It is imperative for Sabean to sign Lopez, and he will get a deal somewhat similar to Affeldt. Look for Lopez to get a two-year deal in the $12 million range. Lopez has proven his worth and deserves it.
In 2013, Lopez appeared in 69 games, but threw just 39.1 innings. This underscores the fact that Lopez's job is to get that tough left-handed hitter out in a critical, late-game situation. He allowed 30 hits and 12 walks, while striking out 37.
Lopez fashioned an ERA of 1.83 and WHIP of 1.068. Left-handed batters hit only .156 off Lopez, and he allowed only six of 57 inherited runners to score. Lopez is arguably the best left-handed specialty reliever in the game today, and the Giants need him.
Matt Garza would be a welcome addition to the Giants' starting rotation.
The San Francisco Giants are looking for a number-three starter, and there are several attractive candidates on the market. Perhaps the most intriguing is Japanese star Masahiro Tanaka, but he will be prohibitively expensive.
Tanaka finished the season with a record of 24-0 and an ERA of 1.27, with a WHIP of 0.943. The Japanese posting process has yet to be finalized, which also delays any possible deal with Tanaka.

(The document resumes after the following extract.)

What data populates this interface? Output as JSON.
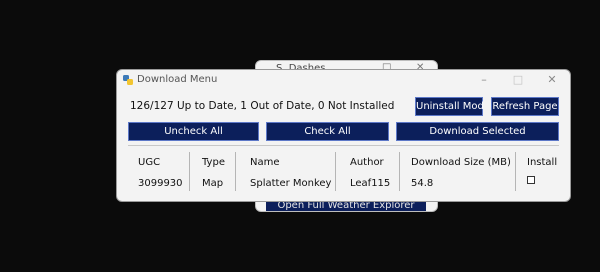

The Giants will also consider Ervin Santana, A. J. Burnett, Bronson Arroyo, Hiroki Kuroda, Bartolo Colon, Ubaldo Jimenez, Ricky Nolasco and Scott Feldman. However, advanced age or inconsistency are concerns with many of these available pitchers.
Originally, the ideal option for the Giants was Ervin Santana. However, the Royals just extended the tender offer to Santana, so he would cost the Giants a round-one draft selection, if they signed him. Santana is no longer an optimal option for the Giants.
Garza will be 30 years of age by the time the 2014 season rolls around, so he is substantially younger than some of the others on the market, including Burnett, Arroyo, Kuroda, Colon and Dan Haren.
Garza pitched 155.1 innings last year, allowing 150 hits and 42 walks, while striking out 136. His ERA was 3.82, to go along with a WHIP of 1.236.
The Giants need a quality number-three starter and Garza should fill that hole quite nicely.
Garza made $10.25 million this past year. It will take something in the four-year, $60 million range to ink Garza, but that's the going rate for a pitcher of his caliber.